That’s all there is to it really! Of course I have a more complete rule set, but I don’t really want to go into that in this post!

Next, I just added two servers in my usenet client, one pointing at 10.42.42.2 and the other at 10.42.42.6. And magic! Now both lines will be used when my usenet client is doing its thing!

Note: If you got to the end of this post, I apologize if I make no sense, I was pretty tired while writing this post, and really just wanted to go to sleep. If you have any questions or suggestions on how to do this better, I’d be very interested in hearing them.  :~)

RedHat Enterprise Linux 6 Beta

RedHat Enterprise Linux 6 Beta 1 has finally been released as a public beta. It is available as an ISO from the public RedHat FTP site.

A couple of days ago, I decided to play with the beta, and I discovered, as expected, there are a lot of significant differences between RHEL5 and RHEL6.

The the main difference which I found to be very frustrating is that there is no longer any support for Xen dom0.

I had heard about RedHat’s decision to stop supporting Xen, but I did not think that this would mean they would stop shipping it with the distribution.

The loss of dom0 support means that you can no longer use RHEL as a Xen virtualization host, rather only as a guest under other Xen supporting distributions.

Xen has been dropped in favour of Kernel-based Virtual Machine (KVM), which is a  virtualization infrastructure included with the Linux kernel. Linux KVM is a hardware-assisted virtualization infrastructure which requires the CPU to have a special CPU feature called Intel-VT on Intel CPUs and AMD-V on AMD CPUs.
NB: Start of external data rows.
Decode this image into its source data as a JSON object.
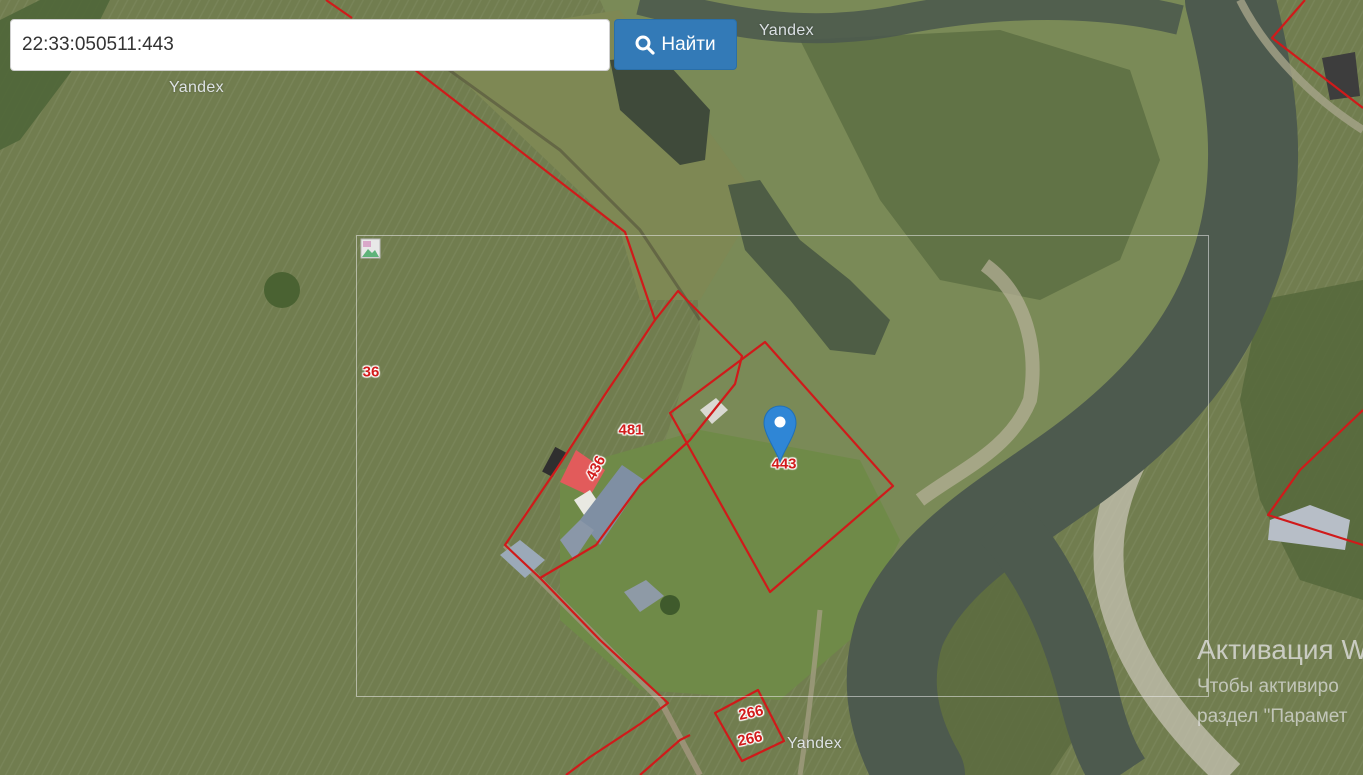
{
  "search": {
    "value": "22:33:050511:443",
    "button_label": "Найти"
  },
  "map": {
    "provider_watermarks": [
      "Yandex",
      "Yandex",
      "Yandex"
    ],
    "parcel_labels": [
      "36",
      "481",
      "436",
      "443",
      "266",
      "266"
    ],
    "selected_parcel": "443",
    "parcel_border_color": "#d01a1a",
    "marker_color": "#2f86d6"
  },
  "overlay": {
    "activation_title": "Активация W",
    "activation_line_1": "Чтобы активиро",
    "activation_line_2": "раздел \"Парамет"
  },
  "icons": {
    "search_button_icon": "search-icon",
    "marker_icon": "map-marker-icon",
    "broken_image_icon": "broken-image-icon"
  }
}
KVM has limited paravirtulization support, but I found in my very simple tests that fully paravirtualizaed guests inside Xen had much better performance.

This latest release of RHEL also means that my RHCE will soon expire. I am hoping to get re-certified as soon as I can. At the same time, I am also considering taking the “Red Hat Certified Virtualization Administrator” course and exam, but I still have some time to think over that. 🙂